50 years ago: Page power plant proposal gets OK
This was, at first, expected to be a lot more controversial but the approval of a power plant in Page sailed through the Navajo Tribal Council with only nine councilmen voting no.
Navajo Tribal Chairman Raymond Nakai supported the proposal, saying it would “energize” the western portion of the reservation by creating jobs not only at the plant but also at Kayenta and Black Mesa, where the plant will get its coal.
The proposal had come under fire from some segments of the Navajo population because of the amount of water the power plant would be using. Under the agreement reached with the Navajo Tribe, the plant would get its water from the amount allocated to the tribe from the Upper Colorado River Compact.

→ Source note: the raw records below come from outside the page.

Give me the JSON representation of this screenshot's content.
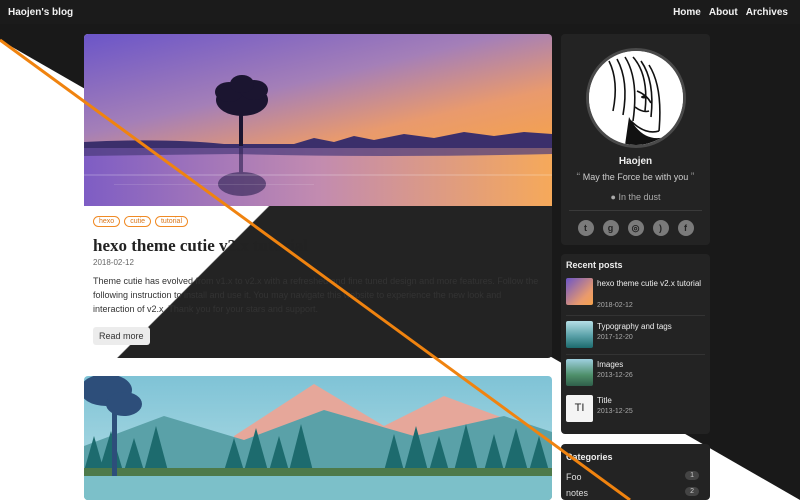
{
  "nav": {
    "brand": "Haojen's blog",
    "links": [
      "Home",
      "About",
      "Archives"
    ]
  },
  "post1": {
    "tags": [
      "hexo",
      "cutie",
      "tutorial"
    ],
    "title": "hexo theme cutie v2.x tutorial",
    "date": "2018-02-12",
    "excerpt": "Theme cutie has evolved from v1.x to v2.x with a refreshed and fine tuned design and more features. Follow the following instruction to install and use it. You may navigate this website to experience the new look and interaction of v2.x. Thank you for your stars and support.",
    "read_more": "Read more"
  },
  "profile": {
    "name": "Haojen",
    "motto": "May the Force be with you",
    "location": "In the dust",
    "socials": [
      "twitter-icon",
      "github-icon",
      "instagram-icon",
      "rss-icon",
      "facebook-icon"
    ]
  },
  "recent": {
    "title": "Recent posts",
    "items": [
      {
        "title": "hexo theme cutie v2.x tutorial",
        "date": "2018-02-12"
      },
      {
        "title": "Typography and tags",
        "date": "2017-12-20"
      },
      {
        "title": "Images",
        "date": "2013-12-26"
      },
      {
        "title": "Title",
        "date": "2013-12-25",
        "initials": "TI"
      }
    ]
  },
  "categories": {
    "title": "Categories",
    "items": [
      {
        "name": "Foo",
        "count": "1"
      },
      {
        "name": "notes",
        "count": "2"
      }
    ]
  },
  "colors": {
    "accent": "#f0830f",
    "tag": "#f08a24",
    "dark_bg": "#191919",
    "card_dark": "#232323"
  }
}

According to the Navajo Times, the plant would use all of the water allocated to the tribe from that compact and some groups on the reservation said that was too hefty a price to pay for just getting jobs for a few hundred Navajos. But Nakai said it was more than just a few jobs. The plant and the mines would generate millions of dollars in revenue for the tribe.
He made a big deal about the fact that the tribe would be paid 20 cents a ton for the coal that would be used by the plant. This is the same deal that the next chairman, Peter MacDonald, would sharply criticize and say was the worst deal that the tribe had ever entered into. “For every ton of coal that comes out of those mines, all we get is the cost of one can of Coke,” MacDonald would say.

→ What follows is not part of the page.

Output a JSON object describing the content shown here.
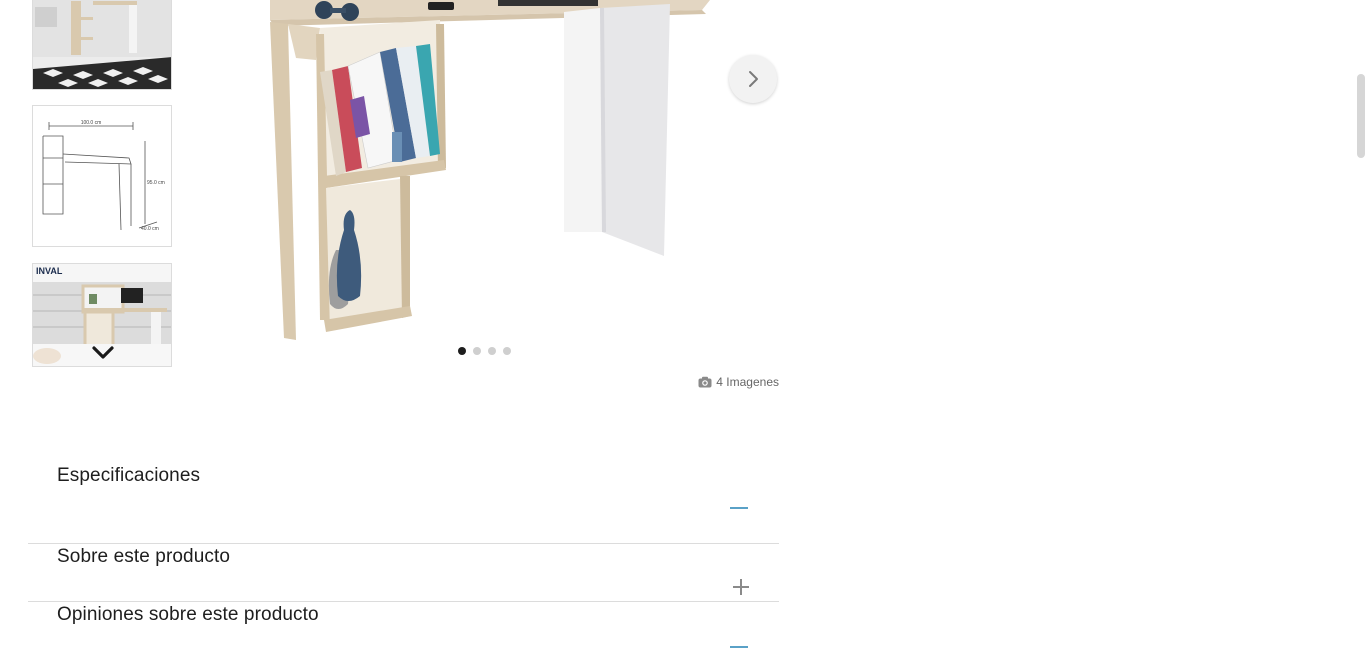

He blamed the Interior Department for allowing the deal to go through and eventually, after several years of complaining and filing lawsuits, the deal was revised to allow the tribe to get a lot more for its coal. But back in 1968, the Council was looking at all the jobs that would be created.
Plant officials said as many as 150 Navajos would be employed during the construction of the plant and getting it online. They estimated that this would generate about $5 million in salaries. Another $1 million in salaries for Navajos would be generated from the work preparing the mines.
The agreement was for 50 years, or the length of time it took to deplete the coal in the two mines.
The Salt River Project, which was spearheading the project, said they were also interested in working with the officials at Navajo Community College to set up courses in mechanical training. The main construction was expected to take a couple of years but the second generating unit was not expected to be on line until 1973 or 1974.
In other news, Nakai made an announcement that did not take anyone by surprise – he was running again for chairman. This would give him a third term in office but he felt that his first term should not be counted since his opposition on the Council made it impossible for him to do anything.
At this point in 1968, his attempt to get that third term looked good. Even though MacDonald was showing signs he would be running as well, in 1968 there were questions as to whether he would be able to generate enough votes to overcome the traditional support Nakai had. After all, MacDonald had not run for office before and his only experience was as director of the tribe’s Office of Navajo Economic Opportunity. While this gained him a lot of press coverage, there were questions as to whether he could get enough attention by the Navajo voters to unseat Nakai.
Nakai considered his second term in office as a complete success and went into the campaign mode in 1969 as the heavy favorite. He said he had received encouragement from a lot of his supporters to seek a third term and he felt it was important not to let them down. “We have had progress throughout the reservation, something that people can be proud of,” Nakai said, adding that he had a lot of plans for the tribe in the future. But, by early 1969, there were signs that being elected to a third term would be harder than he expected. His main problem continued to be his hatred of the press.
He didn’t trust the Navajo Times, which he said campaigned against him both in 1961 and 1965 by giving a lot more attention to his opponents. He expected 1969 to be different since the Times’ new managing editor, Dick Hardwick, had already promised that the paper would not take sides in the upcoming election and would treat all candidates the same. But Hardwick had never covered a tribal election before and was unaware that Nakai would completely ignore the press while his opposition would seek out the press so by the middle of the campaign season, Nakai would be attacking the Times and saying it was out to destroy him.
At his announcement, however, Nakai was upbeat and, according to the Times story, was willing to forgive the Times for its coverage of his last two campaigns.
He strongly felt that he had the traditional vote sewn up because of his advocacy on behalf of the Native American Church and its use of peyote. When Nakai came on, peyote was outlawed by both the Council and the federal government but, thanks to Nakai’s efforts, the use of peyote within the NAC was accepted and NAC members could be assured that they would not be arrested if found with peyote as long as they carried their NAC membership card with them.